Exercise:
Write out the records once more, exactly, and keep any image out.

Data for processing:

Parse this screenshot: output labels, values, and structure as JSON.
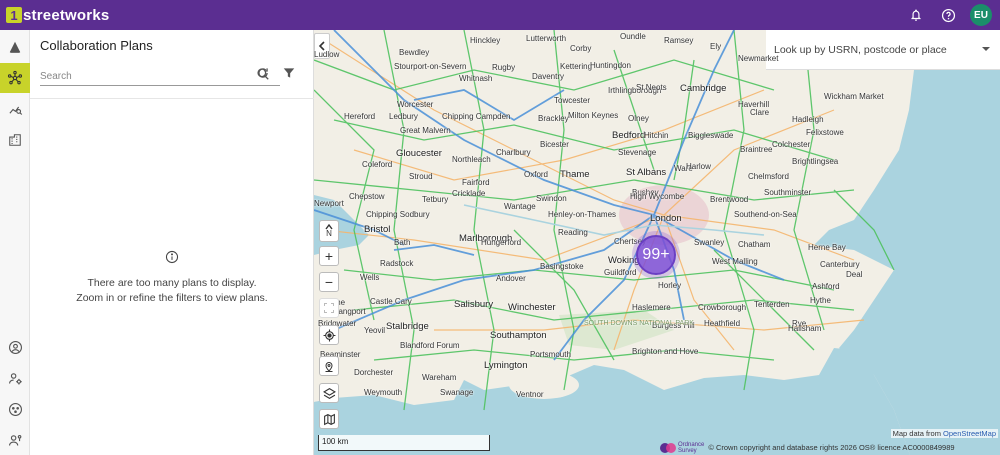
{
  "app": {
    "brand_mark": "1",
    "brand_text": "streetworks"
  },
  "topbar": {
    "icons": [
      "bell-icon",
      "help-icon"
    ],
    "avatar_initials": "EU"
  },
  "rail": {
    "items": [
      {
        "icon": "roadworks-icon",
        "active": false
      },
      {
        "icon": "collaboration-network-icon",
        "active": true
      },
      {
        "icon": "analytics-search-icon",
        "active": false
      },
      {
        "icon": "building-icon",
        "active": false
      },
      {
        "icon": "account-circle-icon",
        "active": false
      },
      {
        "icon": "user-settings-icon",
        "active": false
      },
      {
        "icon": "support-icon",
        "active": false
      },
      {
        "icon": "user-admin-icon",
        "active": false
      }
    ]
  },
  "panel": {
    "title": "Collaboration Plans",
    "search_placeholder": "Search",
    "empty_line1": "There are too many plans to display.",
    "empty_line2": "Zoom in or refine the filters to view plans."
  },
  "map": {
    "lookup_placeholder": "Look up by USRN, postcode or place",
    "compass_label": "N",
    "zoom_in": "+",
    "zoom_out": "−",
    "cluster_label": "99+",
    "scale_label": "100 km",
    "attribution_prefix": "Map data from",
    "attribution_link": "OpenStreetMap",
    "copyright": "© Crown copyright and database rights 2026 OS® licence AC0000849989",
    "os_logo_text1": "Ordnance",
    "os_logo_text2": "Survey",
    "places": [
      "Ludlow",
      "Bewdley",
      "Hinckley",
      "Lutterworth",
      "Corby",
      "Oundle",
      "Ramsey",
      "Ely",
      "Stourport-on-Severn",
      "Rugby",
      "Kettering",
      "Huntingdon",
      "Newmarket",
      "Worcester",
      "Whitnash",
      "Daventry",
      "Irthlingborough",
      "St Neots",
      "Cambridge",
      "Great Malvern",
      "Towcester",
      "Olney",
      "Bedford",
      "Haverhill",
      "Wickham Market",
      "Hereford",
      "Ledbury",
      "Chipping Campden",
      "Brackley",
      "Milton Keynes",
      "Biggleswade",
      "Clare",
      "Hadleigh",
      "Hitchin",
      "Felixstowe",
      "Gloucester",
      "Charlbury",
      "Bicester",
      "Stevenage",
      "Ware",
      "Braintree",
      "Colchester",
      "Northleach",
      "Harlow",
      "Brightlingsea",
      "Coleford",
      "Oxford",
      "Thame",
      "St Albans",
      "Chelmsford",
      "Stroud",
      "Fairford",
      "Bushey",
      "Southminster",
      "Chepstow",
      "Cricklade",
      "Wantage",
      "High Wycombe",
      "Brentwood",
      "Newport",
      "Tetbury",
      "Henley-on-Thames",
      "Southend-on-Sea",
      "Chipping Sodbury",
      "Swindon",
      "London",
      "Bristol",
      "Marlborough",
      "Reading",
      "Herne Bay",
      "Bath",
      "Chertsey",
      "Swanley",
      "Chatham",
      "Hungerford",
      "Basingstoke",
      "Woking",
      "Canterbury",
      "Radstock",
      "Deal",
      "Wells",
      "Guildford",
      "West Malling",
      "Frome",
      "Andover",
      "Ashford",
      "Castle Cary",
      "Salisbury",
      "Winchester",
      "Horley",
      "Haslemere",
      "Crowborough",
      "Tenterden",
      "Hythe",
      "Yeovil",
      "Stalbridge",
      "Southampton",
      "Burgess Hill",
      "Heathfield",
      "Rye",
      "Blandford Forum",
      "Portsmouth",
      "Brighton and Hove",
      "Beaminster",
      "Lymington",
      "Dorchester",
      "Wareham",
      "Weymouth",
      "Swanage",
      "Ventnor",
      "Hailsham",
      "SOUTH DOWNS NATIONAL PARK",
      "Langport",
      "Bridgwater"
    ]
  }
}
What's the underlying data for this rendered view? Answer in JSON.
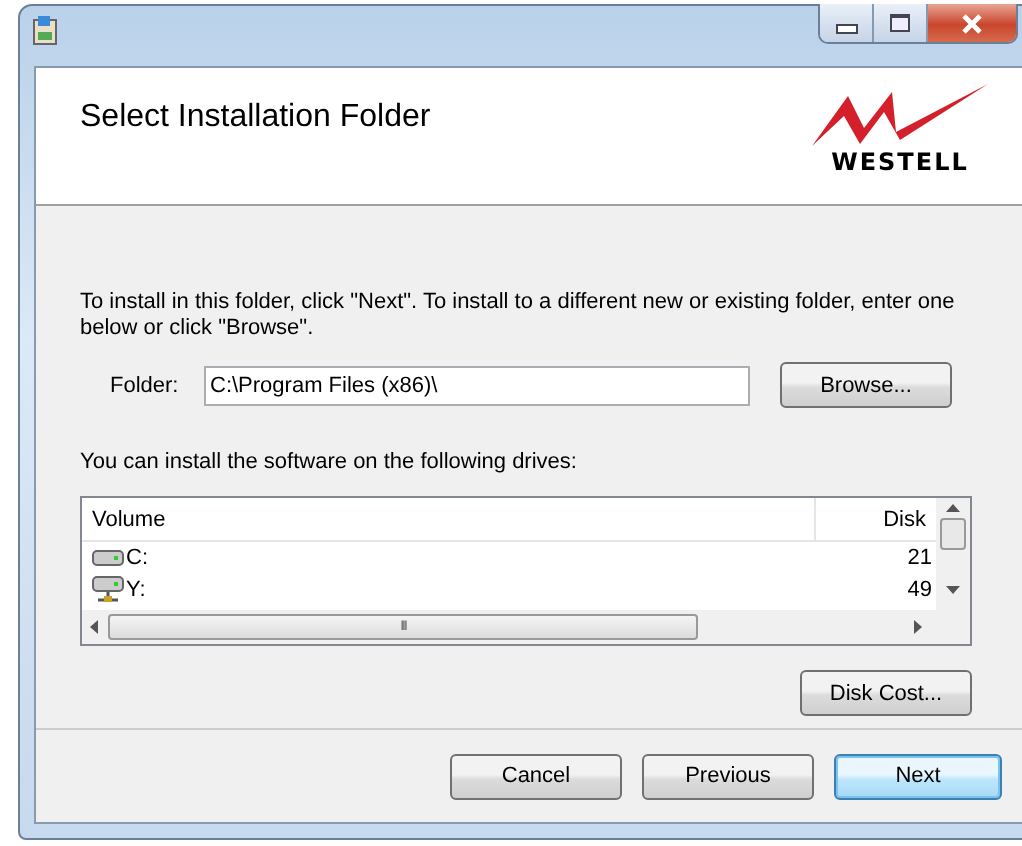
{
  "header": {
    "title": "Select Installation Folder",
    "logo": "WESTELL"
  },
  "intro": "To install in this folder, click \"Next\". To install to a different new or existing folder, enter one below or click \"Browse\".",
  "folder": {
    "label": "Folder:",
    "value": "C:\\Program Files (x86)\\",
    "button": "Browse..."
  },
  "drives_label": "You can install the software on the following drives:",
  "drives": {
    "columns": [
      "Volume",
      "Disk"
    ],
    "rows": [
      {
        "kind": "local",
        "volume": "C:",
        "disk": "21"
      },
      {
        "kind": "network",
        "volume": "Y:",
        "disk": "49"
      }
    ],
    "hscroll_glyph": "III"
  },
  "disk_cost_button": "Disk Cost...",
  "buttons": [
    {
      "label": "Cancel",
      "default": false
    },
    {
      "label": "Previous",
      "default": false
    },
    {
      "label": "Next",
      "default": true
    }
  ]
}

Response below:
Parse this screenshot: output labels, values, and structure as JSON.
{
  "app": {
    "brand_mark": "1",
    "brand_text": "streetworks"
  },
  "topbar": {
    "icons": [
      "bell-icon",
      "help-icon"
    ],
    "avatar_initials": "EU"
  },
  "rail": {
    "items": [
      {
        "icon": "roadworks-icon",
        "active": false
      },
      {
        "icon": "collaboration-network-icon",
        "active": true
      },
      {
        "icon": "analytics-search-icon",
        "active": false
      },
      {
        "icon": "building-icon",
        "active": false
      },
      {
        "icon": "account-circle-icon",
        "active": false
      },
      {
        "icon": "user-settings-icon",
        "active": false
      },
      {
        "icon": "support-icon",
        "active": false
      },
      {
        "icon": "user-admin-icon",
        "active": false
      }
    ]
  },
  "panel": {
    "title": "Collaboration Plans",
    "search_placeholder": "Search",
    "empty_line1": "There are too many plans to display.",
    "empty_line2": "Zoom in or refine the filters to view plans."
  },
  "map": {
    "lookup_placeholder": "Look up by USRN, postcode or place",
    "compass_label": "N",
    "zoom_in": "+",
    "zoom_out": "−",
    "cluster_label": "99+",
    "scale_label": "100 km",
    "attribution_prefix": "Map data from",
    "attribution_link": "OpenStreetMap",
    "copyright": "© Crown copyright and database rights 2026 OS® licence AC0000849989",
    "os_logo_text1": "Ordnance",
    "os_logo_text2": "Survey",
    "places": [
      "Ludlow",
      "Bewdley",
      "Hinckley",
      "Lutterworth",
      "Corby",
      "Oundle",
      "Ramsey",
      "Ely",
      "Stourport-on-Severn",
      "Rugby",
      "Kettering",
      "Huntingdon",
      "Newmarket",
      "Worcester",
      "Whitnash",
      "Daventry",
      "Irthlingborough",
      "St Neots",
      "Cambridge",
      "Great Malvern",
      "Towcester",
      "Olney",
      "Bedford",
      "Haverhill",
      "Wickham Market",
      "Hereford",
      "Ledbury",
      "Chipping Campden",
      "Brackley",
      "Milton Keynes",
      "Biggleswade",
      "Clare",
      "Hadleigh",
      "Hitchin",
      "Felixstowe",
      "Gloucester",
      "Charlbury",
      "Bicester",
      "Stevenage",
      "Ware",
      "Braintree",
      "Colchester",
      "Northleach",
      "Harlow",
      "Brightlingsea",
      "Coleford",
      "Oxford",
      "Thame",
      "St Albans",
      "Chelmsford",
      "Stroud",
      "Fairford",
      "Bushey",
      "Southminster",
      "Chepstow",
      "Cricklade",
      "Wantage",
      "High Wycombe",
      "Brentwood",
      "Newport",
      "Tetbury",
      "Henley-on-Thames",
      "Southend-on-Sea",
      "Chipping Sodbury",
      "Swindon",
      "London",
      "Bristol",
      "Marlborough",
      "Reading",
      "Herne Bay",
      "Bath",
      "Chertsey",
      "Swanley",
      "Chatham",
      "Hungerford",
      "Basingstoke",
      "Woking",
      "Canterbury",
      "Radstock",
      "Deal",
      "Wells",
      "Guildford",
      "West Malling",
      "Frome",
      "Andover",
      "Ashford",
      "Castle Cary",
      "Salisbury",
      "Winchester",
      "Horley",
      "Haslemere",
      "Crowborough",
      "Tenterden",
      "Hythe",
      "Yeovil",
      "Stalbridge",
      "Southampton",
      "Burgess Hill",
      "Heathfield",
      "Rye",
      "Blandford Forum",
      "Portsmouth",
      "Brighton and Hove",
      "Beaminster",
      "Lymington",
      "Dorchester",
      "Wareham",
      "Weymouth",
      "Swanage",
      "Ventnor",
      "Hailsham",
      "SOUTH DOWNS NATIONAL PARK",
      "Langport",
      "Bridgwater"
    ]
  }
}
What's the underlying data for this rendered view? Answer in JSON.
{
  "header": {
    "title": "Select Installation Folder",
    "logo": "WESTELL"
  },
  "intro": "To install in this folder, click \"Next\". To install to a different new or existing folder, enter one below or click \"Browse\".",
  "folder": {
    "label": "Folder:",
    "value": "C:\\Program Files (x86)\\",
    "button": "Browse..."
  },
  "drives_label": "You can install the software on the following drives:",
  "drives": {
    "columns": [
      "Volume",
      "Disk"
    ],
    "rows": [
      {
        "kind": "local",
        "volume": "C:",
        "disk": "21"
      },
      {
        "kind": "network",
        "volume": "Y:",
        "disk": "49"
      }
    ],
    "hscroll_glyph": "III"
  },
  "disk_cost_button": "Disk Cost...",
  "buttons": [
    {
      "label": "Cancel",
      "default": false
    },
    {
      "label": "Previous",
      "default": false
    },
    {
      "label": "Next",
      "default": true
    }
  ]
}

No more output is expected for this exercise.